Other Production Problems
Injury occurs when the leaf temperature falls below freezing. Tissue turns dark and dries out after warm up. Leaves/stems may turn yellowish and be distorted.
Foliage shows tears, ragged holes or complete defoliation. Stems may have grey to white colored impact injuries or bruises.
Circular areas in the field that have dead plants in the centers with stunting of plants as one moves further away from the strike site.
Growth cracks are shallow to deep fissures in the tuber surface. These are commonly caused by uneven watering. Dry, then wet conditions result in changes in growth rate that cause the tuber to split.
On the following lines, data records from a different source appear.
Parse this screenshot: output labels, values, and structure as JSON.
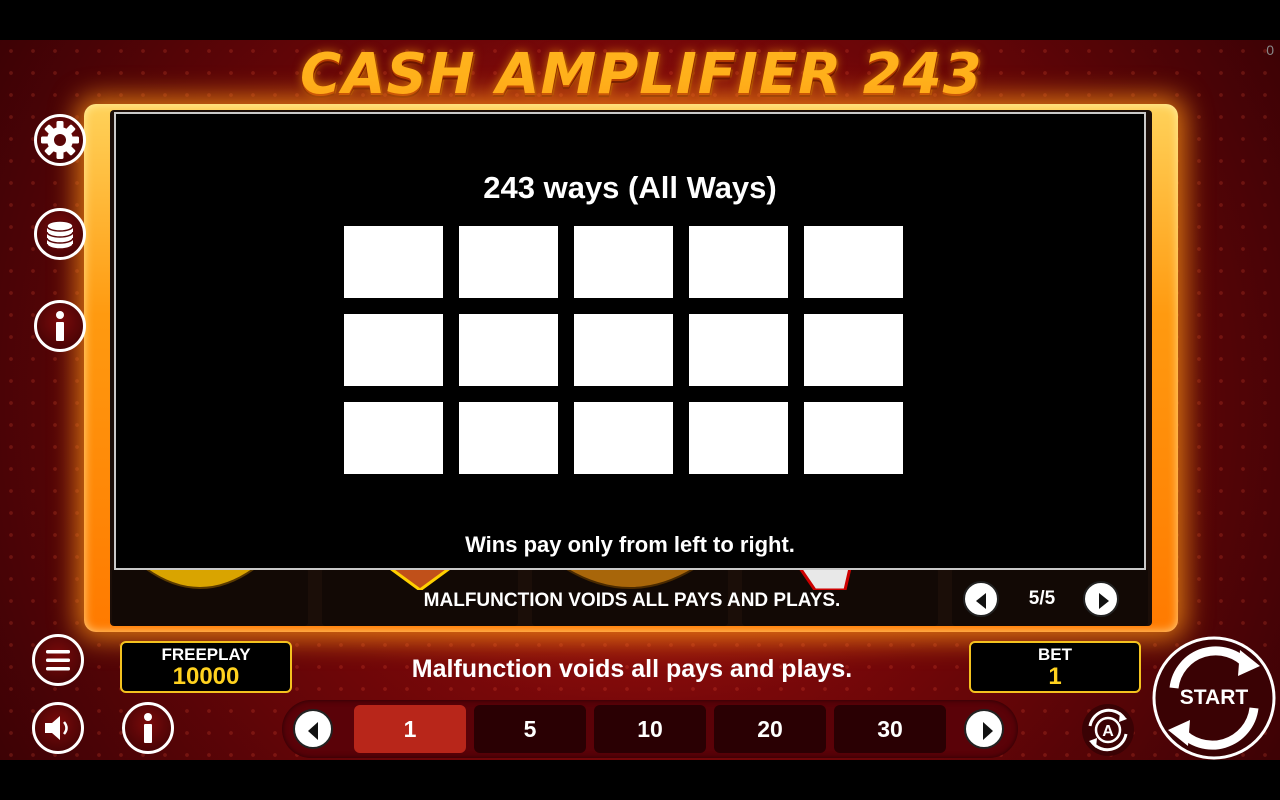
{
  "game": {
    "title": "CASH AMPLIFIER 243",
    "corner_counter": "0"
  },
  "sidebar": {
    "icons": [
      "gear-icon",
      "coins-stack-icon",
      "info-icon",
      "menu-icon",
      "speaker-icon"
    ]
  },
  "info_panel": {
    "heading": "243 ways (All Ways)",
    "grid": {
      "rows": 3,
      "cols": 5
    },
    "footer": "Wins pay only from left to right."
  },
  "pager": {
    "notice": "MALFUNCTION VOIDS ALL PAYS AND PLAYS.",
    "page_text": "5/5"
  },
  "balance": {
    "label": "FREEPLAY",
    "value": "10000"
  },
  "bet": {
    "label": "BET",
    "value": "1"
  },
  "status_message": "Malfunction voids all pays and plays.",
  "bet_options": [
    "1",
    "5",
    "10",
    "20",
    "30"
  ],
  "bet_selected_index": 0,
  "start_button": {
    "label": "START"
  },
  "auto_button": {
    "letter": "A"
  },
  "colors": {
    "accent_gold": "#f4c21f",
    "selected_bet": "#b8261a",
    "frame_orange": "#ff9a10"
  }
}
Maintain more constant water supply.
Lenticels are small pores on the surface of the tubers. When tubers are oxygen starved (waterlogged soils) or in dry, compacted soils, lenticels enlarge giving the tuber a warty, scab like appearance. Maintain constant water supply and provide good field drainage.
When tubers are exposed to temperatures (32-38°F), they become chilled. They appear wrinkled, feel soft, and may have a blackish coloration just below the skin. Tubers that have been frozen (<31°F) become soft, watery and disintegrate when re-warmed.
Exposure to light (sunlight or artificial light) enhances the development of chlorophyll by the tubers. Control by providing good tuber cover in the field and keeping storage facilities dark.
Deformities are also called bottlenecks, chains, dumbbells, heat sprouts, knobby, or pointed tubers. Tubers have multiple areas of growth and are oddly shaped. The severity of deformity depends on the stage of tuber growth, the severity of stress, and size of the tuber.